There are multiple challenges to formalizing the syntactic properties of Heritage Grammars, among which a) divergence from monolingual varieties and b) variability are the two most investigated. These two challenges are at the basis of the difficulties in analyzing heritage grammars. Divergence from baseline speakers, usually first-generation immigrant native speakers, is a characteristic of heritage speakers’ data for which there is ample evidence from oral production and judgment tasks (Montrul, 2004, 2006, 2017; Polinsky, 2006, 2008a, 2008b, 2018, among others). Concurrently, high levels of variability across individuals and within individuals are found in Heritage speakers’ judgments and oral production. This variability takes the form of an alternation between two or more grammatical variants in the same given linguistic context.
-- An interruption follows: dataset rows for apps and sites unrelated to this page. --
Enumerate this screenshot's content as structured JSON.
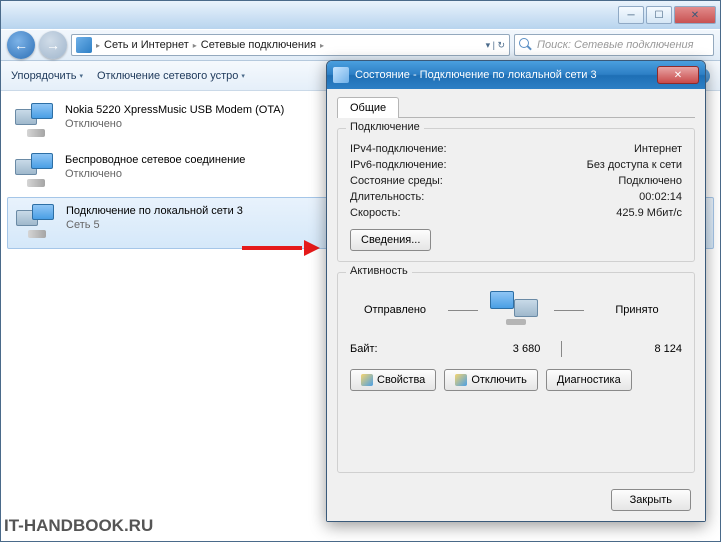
{
  "window": {
    "breadcrumb": {
      "level1": "Сеть и Интернет",
      "level2": "Сетевые подключения"
    },
    "search_placeholder": "Поиск: Сетевые подключения"
  },
  "toolbar": {
    "organize": "Упорядочить",
    "disable": "Отключение сетевого устро"
  },
  "connections": [
    {
      "name": "Nokia 5220 XpressMusic USB Modem (OTA)",
      "status": "Отключено"
    },
    {
      "name": "Беспроводное сетевое соединение",
      "status": "Отключено"
    },
    {
      "name": "Подключение по локальной сети 3",
      "status": "Сеть  5"
    }
  ],
  "dialog": {
    "title": "Состояние - Подключение по локальной сети 3",
    "tab": "Общие",
    "group_conn": "Подключение",
    "rows": {
      "ipv4_k": "IPv4-подключение:",
      "ipv4_v": "Интернет",
      "ipv6_k": "IPv6-подключение:",
      "ipv6_v": "Без доступа к сети",
      "media_k": "Состояние среды:",
      "media_v": "Подключено",
      "dur_k": "Длительность:",
      "dur_v": "00:02:14",
      "speed_k": "Скорость:",
      "speed_v": "425.9 Мбит/с"
    },
    "details_btn": "Сведения...",
    "group_act": "Активность",
    "sent": "Отправлено",
    "recv": "Принято",
    "bytes_label": "Байт:",
    "bytes_sent": "3 680",
    "bytes_recv": "8 124",
    "btn_props": "Свойства",
    "btn_disable": "Отключить",
    "btn_diag": "Диагностика",
    "btn_close": "Закрыть"
  },
  "watermark": "IT-HANDBOOK.RU"
}
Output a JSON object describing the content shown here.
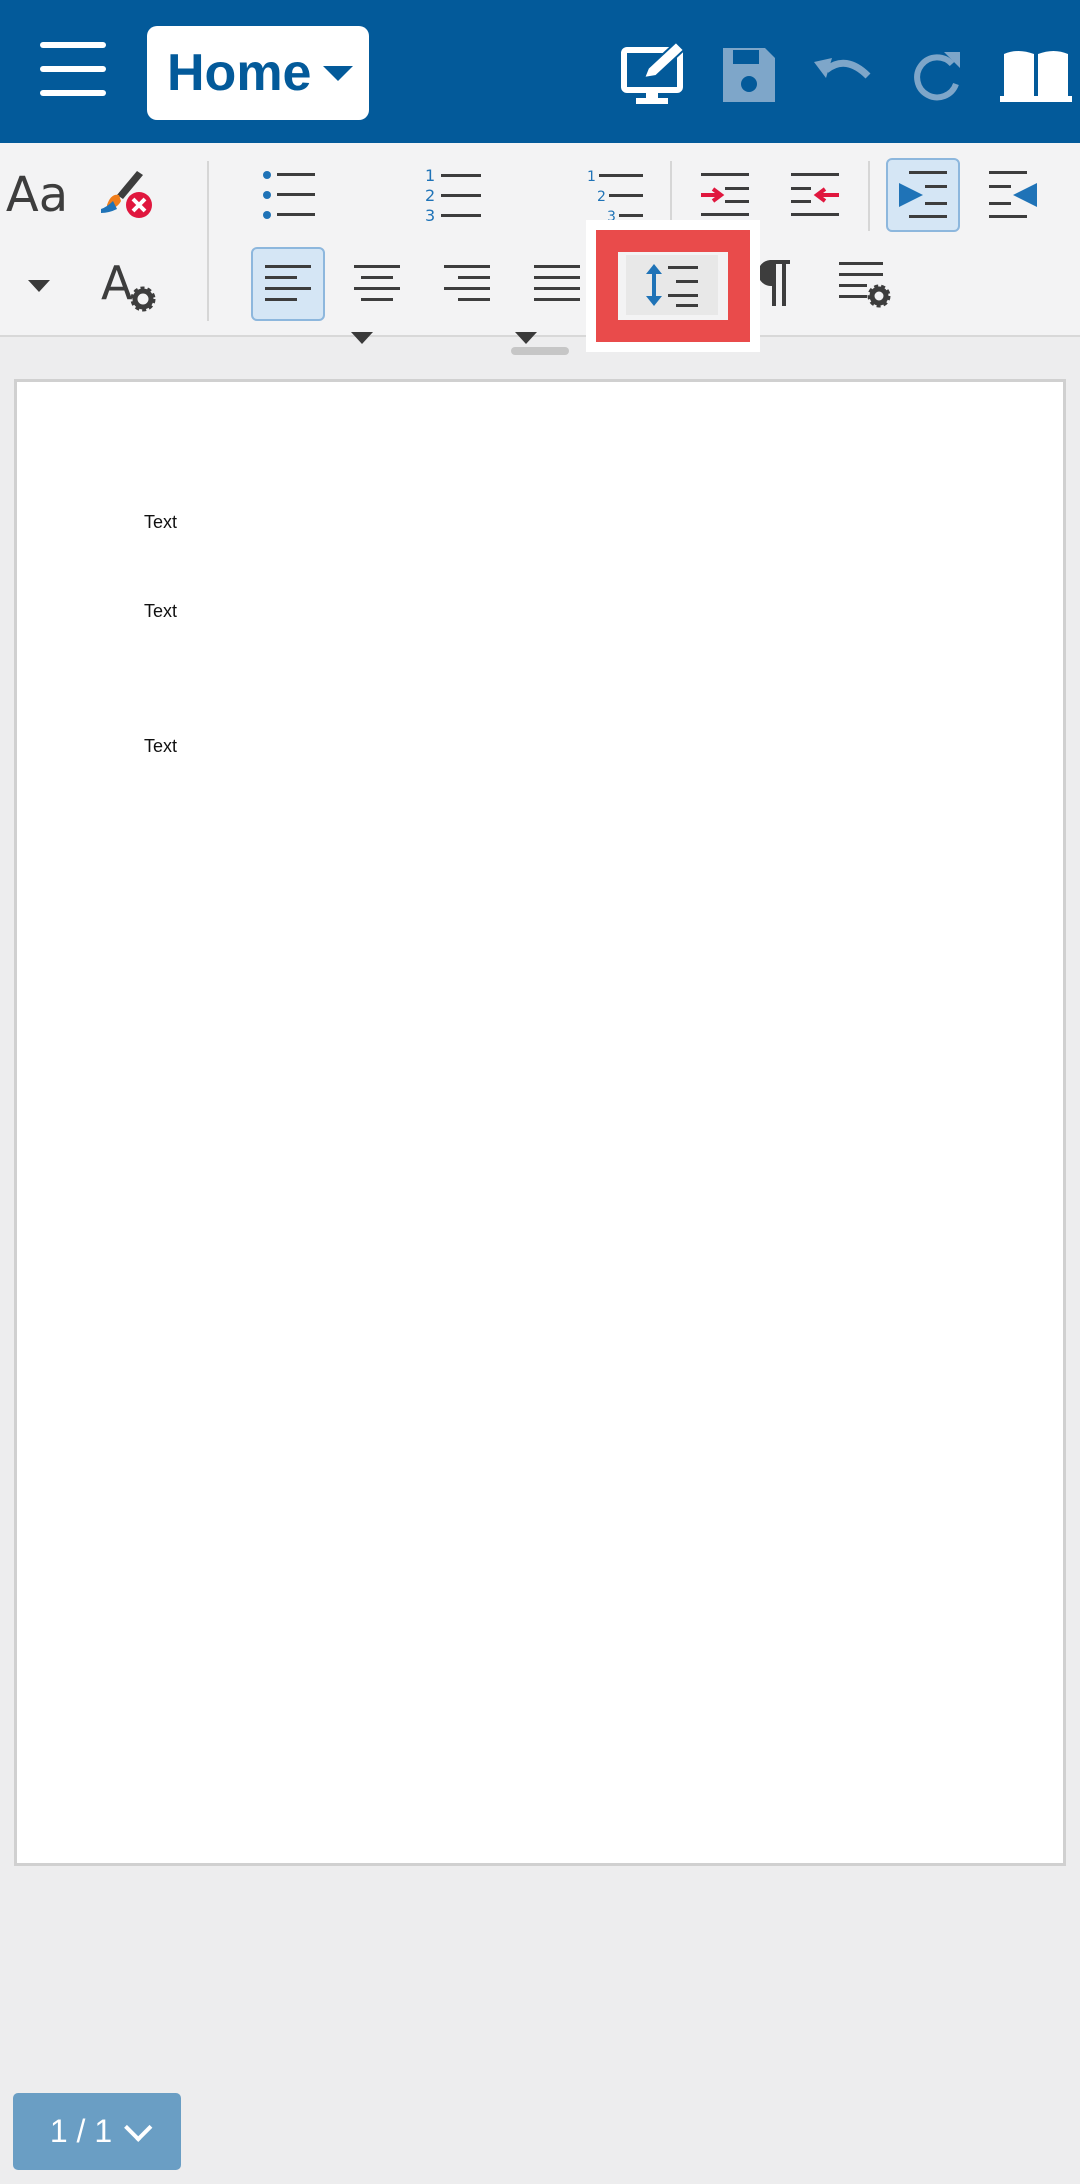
{
  "header": {
    "tab_label": "Home",
    "icons": [
      "menu-icon",
      "edit-mode-icon",
      "save-icon",
      "undo-icon",
      "redo-icon",
      "read-mode-icon"
    ]
  },
  "toolbar": {
    "font_label": "Aa",
    "row1": [
      "font-style-icon",
      "clear-formatting-icon",
      "bullet-list-icon",
      "numbered-list-icon",
      "multilevel-list-icon",
      "increase-indent-icon",
      "decrease-indent-icon",
      "ltr-icon",
      "rtl-icon"
    ],
    "row2": [
      "font-settings-icon",
      "align-left-icon",
      "align-center-icon",
      "align-right-icon",
      "justify-icon",
      "line-spacing-icon",
      "paragraph-marks-icon",
      "paragraph-settings-icon"
    ],
    "highlighted": "line-spacing-icon"
  },
  "document": {
    "lines": [
      "Text",
      "Text",
      "Text"
    ]
  },
  "pager": {
    "label": "1 / 1"
  },
  "colors": {
    "brand": "#035a9a",
    "highlight": "#e94b4b",
    "accent_blue": "#1f73b7",
    "accent_red": "#e0173e"
  }
}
It is possible to find, in some cases, that the same Heritage speaker may exhibit variability in the same syntactic context both in production and receptive tasks (Giancaspro and Sánchez 2021). In that respect, variability among heritage speakers differs from structural or sociolinguistic variation as it is difficult to attribute it solely to language-external factors such as differences in proficiency levels or network of speakers. For instance, Spanish Heritage speakers may produce both subjunctive mood, indicative and infinitive morphology after desiderative constructions (e.g., querer que: ‘want for X to’) (Perez-Cortes 2016). These patterns of variability show that Heritage speakers may develop a system that permits multiple linguistic forms to appear in a single context. (See also Montrul 2009, 2011, among others).
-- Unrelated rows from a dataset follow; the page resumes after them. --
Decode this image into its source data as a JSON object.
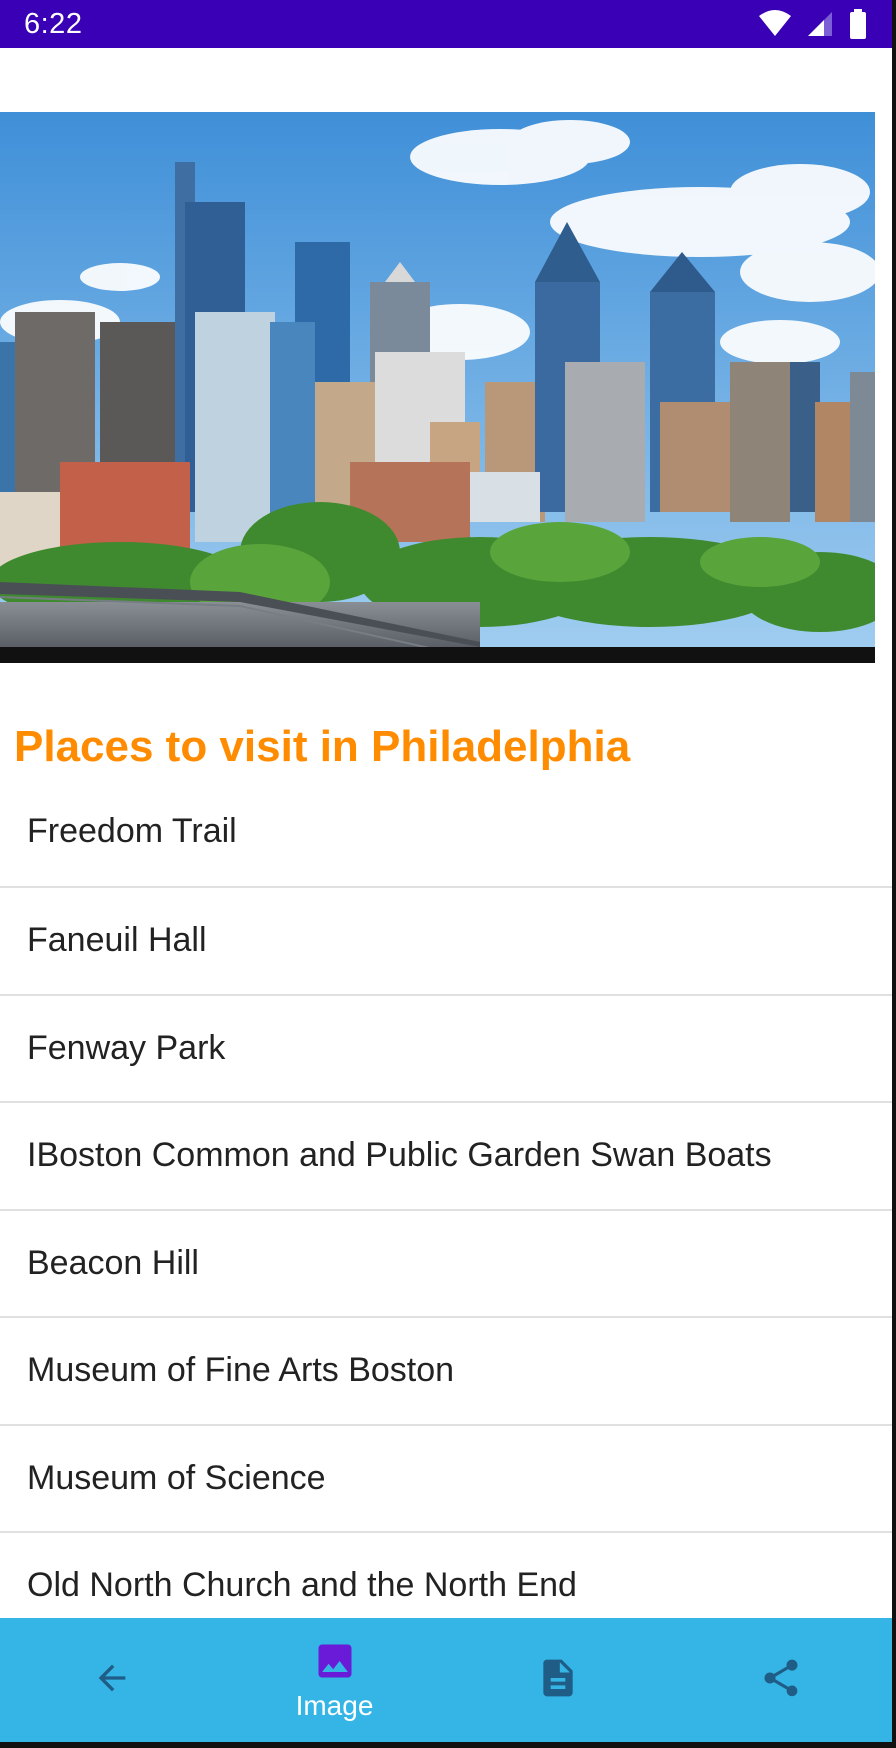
{
  "status_bar": {
    "time": "6:22",
    "icons": [
      "wifi-icon",
      "signal-icon",
      "battery-icon"
    ],
    "background": "#3a00b5"
  },
  "hero": {
    "image": "philadelphia-skyline-photo"
  },
  "section": {
    "title": "Places to visit in Philadelphia",
    "title_color": "#ff8c00"
  },
  "places": [
    "Freedom Trail",
    "Faneuil Hall",
    "Fenway Park",
    "IBoston Common and Public Garden Swan Boats",
    "Beacon Hill",
    "Museum of Fine Arts Boston",
    "Museum of Science",
    "Old North Church and the North End"
  ],
  "bottom_nav": {
    "background": "#35b5e5",
    "items": [
      {
        "icon": "arrow-back-icon",
        "label": ""
      },
      {
        "icon": "image-icon",
        "label": "Image",
        "selected": true
      },
      {
        "icon": "document-icon",
        "label": ""
      },
      {
        "icon": "share-icon",
        "label": ""
      }
    ]
  }
}
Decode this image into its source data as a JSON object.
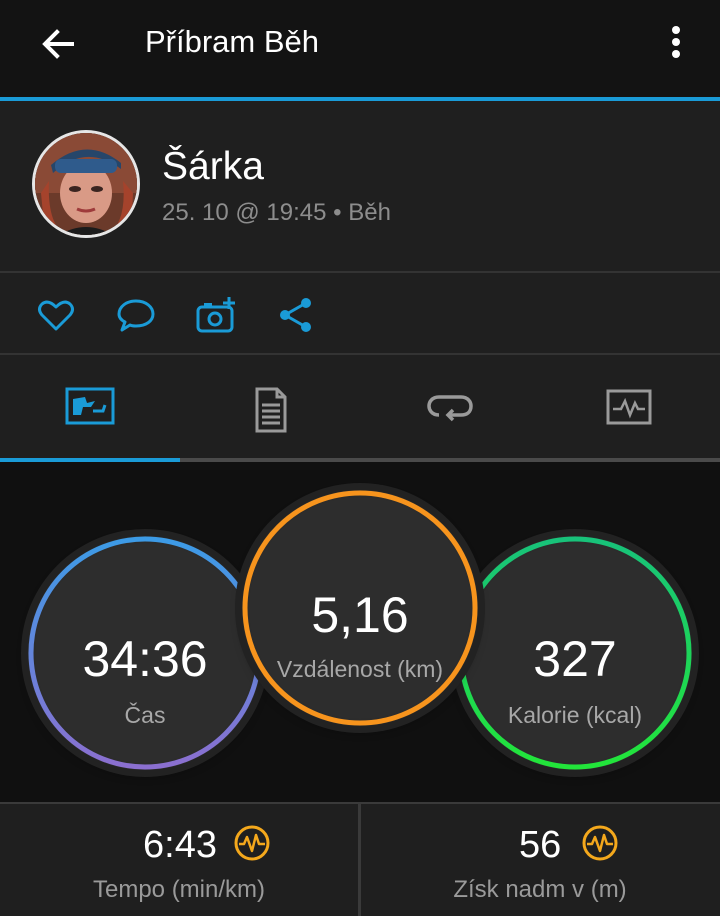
{
  "header": {
    "title": "Příbram Běh"
  },
  "activity": {
    "user_name": "Šárka",
    "meta": "25. 10 @ 19:45 • Běh"
  },
  "actions": [
    {
      "icon": "heart-icon"
    },
    {
      "icon": "comment-icon"
    },
    {
      "icon": "add-photo-icon"
    },
    {
      "icon": "share-icon"
    }
  ],
  "tabs": [
    {
      "icon": "overview-icon",
      "active": true
    },
    {
      "icon": "details-list-icon",
      "active": false
    },
    {
      "icon": "laps-icon",
      "active": false
    },
    {
      "icon": "charts-icon",
      "active": false
    }
  ],
  "summary": {
    "time": {
      "value": "34:36",
      "label": "Čas"
    },
    "distance": {
      "value": "5,16",
      "label": "Vzdálenost (km)"
    },
    "calories": {
      "value": "327",
      "label": "Kalorie (kcal)"
    }
  },
  "stats": {
    "pace": {
      "value": "6:43",
      "label": "Tempo (min/km)"
    },
    "elevation": {
      "value": "56",
      "label": "Získ nadm v (m)"
    }
  },
  "colors": {
    "accent": "#1a9bd7",
    "time_ring": "#4d8fe0",
    "distance_ring": "#f7941d",
    "calories_ring": "#1ed64a",
    "stat_icon": "#f4a81c"
  }
}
In this talk, I will discuss some factors involved in variability that may lead to divergence, such as a. differences in the frequency of activation of lexical categories such as nouns and verbs. I will discuss work that shows that heritage speakers perform better in tasks involving syntactic structures with high-frequency lexical items (Hur, López Otero and Sánchez 2021, Perez Cortes 2020, Giancaspro 2020), and I will propose that higher frequency offsets lexical competition due to co-activation (Giezen and Emmorey 2016; Hatzidaki et al. 2011); b. differential access to syntactic representations in receptive and production tasks (Perez Cortés, Putnam and Sánchez 2020); and c. the availability of transient alignments of syntactic features, morphology, and PF (Sánchez 2019).
Dr. Liliana Sánchez's (UIC) research lies in bilingual, heritage and comparative syntax. In bilingual syntax, her current work focuses on crosslinguistic influence across language components especially syntax, morphology and informational structure (Spanish in contact with Quechua, Shipibo, Ashaninka, Korean and English). Her work on heritage bilingualism focuses on modeling processes of divergent access to heritage grammars. In comparative syntax, Sánchez works on the interface between informational structure and morphosyntax (Spanish, Quechua).
Register for this virtual event here: https://illinois.zoom.us/meeting/register/tZEldu2vpzgjG9GcsKX8PJ9mQOXM68smjqqj